• Directions for this task:
The answer must be the full listing, reproduced word for word.
....................
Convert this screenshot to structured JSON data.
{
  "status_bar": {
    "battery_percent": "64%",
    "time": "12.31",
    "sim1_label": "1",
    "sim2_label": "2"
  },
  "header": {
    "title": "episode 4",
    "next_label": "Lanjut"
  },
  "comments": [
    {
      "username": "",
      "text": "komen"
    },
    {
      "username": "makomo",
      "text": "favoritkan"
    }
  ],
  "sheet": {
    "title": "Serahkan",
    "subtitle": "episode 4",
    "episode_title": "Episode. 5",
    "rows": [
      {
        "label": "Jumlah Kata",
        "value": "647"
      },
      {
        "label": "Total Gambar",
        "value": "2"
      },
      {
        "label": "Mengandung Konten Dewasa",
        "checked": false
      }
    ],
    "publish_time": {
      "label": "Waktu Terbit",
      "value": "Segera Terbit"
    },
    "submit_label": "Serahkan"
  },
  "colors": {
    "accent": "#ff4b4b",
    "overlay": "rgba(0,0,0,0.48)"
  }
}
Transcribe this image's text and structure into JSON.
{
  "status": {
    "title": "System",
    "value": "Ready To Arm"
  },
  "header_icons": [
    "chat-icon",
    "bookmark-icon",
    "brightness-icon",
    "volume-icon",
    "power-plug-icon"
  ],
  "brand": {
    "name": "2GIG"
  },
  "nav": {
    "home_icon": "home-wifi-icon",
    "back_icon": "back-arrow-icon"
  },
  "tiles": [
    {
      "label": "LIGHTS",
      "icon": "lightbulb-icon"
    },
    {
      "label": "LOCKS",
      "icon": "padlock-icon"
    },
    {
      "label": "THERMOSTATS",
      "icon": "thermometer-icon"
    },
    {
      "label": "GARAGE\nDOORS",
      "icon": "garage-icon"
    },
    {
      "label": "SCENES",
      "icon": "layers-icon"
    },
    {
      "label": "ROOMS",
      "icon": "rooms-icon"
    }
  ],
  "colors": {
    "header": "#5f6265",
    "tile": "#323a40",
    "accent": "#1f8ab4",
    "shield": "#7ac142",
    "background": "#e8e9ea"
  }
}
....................
• Solution to this task:
Convert this screenshot to structured JSON data.
{
  "status_bar": {
    "battery_percent": "64%",
    "time": "12.31",
    "sim1_label": "1",
    "sim2_label": "2"
  },
  "header": {
    "title": "episode 4",
    "next_label": "Lanjut"
  },
  "comments": [
    {
      "username": "",
      "text": "komen"
    },
    {
      "username": "makomo",
      "text": "favoritkan"
    }
  ],
  "sheet": {
    "title": "Serahkan",
    "subtitle": "episode 4",
    "episode_title": "Episode. 5",
    "rows": [
      {
        "label": "Jumlah Kata",
        "value": "647"
      },
      {
        "label": "Total Gambar",
        "value": "2"
      },
      {
        "label": "Mengandung Konten Dewasa",
        "checked": false
      }
    ],
    "publish_time": {
      "label": "Waktu Terbit",
      "value": "Segera Terbit"
    },
    "submit_label": "Serahkan"
  },
  "colors": {
    "accent": "#ff4b4b",
    "overlay": "rgba(0,0,0,0.48)"
  }
}
Transcribe this image's text and structure into JSON.
{
  "status": {
    "title": "System",
    "value": "Ready To Arm"
  },
  "header_icons": [
    "chat-icon",
    "bookmark-icon",
    "brightness-icon",
    "volume-icon",
    "power-plug-icon"
  ],
  "brand": {
    "name": "2GIG"
  },
  "nav": {
    "home_icon": "home-wifi-icon",
    "back_icon": "back-arrow-icon"
  },
  "tiles": [
    {
      "label": "LIGHTS",
      "icon": "lightbulb-icon"
    },
    {
      "label": "LOCKS",
      "icon": "padlock-icon"
    },
    {
      "label": "THERMOSTATS",
      "icon": "thermometer-icon"
    },
    {
      "label": "GARAGE\nDOORS",
      "icon": "garage-icon"
    },
    {
      "label": "SCENES",
      "icon": "layers-icon"
    },
    {
      "label": "ROOMS",
      "icon": "rooms-icon"
    }
  ],
  "colors": {
    "header": "#5f6265",
    "tile": "#323a40",
    "accent": "#1f8ab4",
    "shield": "#7ac142",
    "background": "#e8e9ea"
  }
}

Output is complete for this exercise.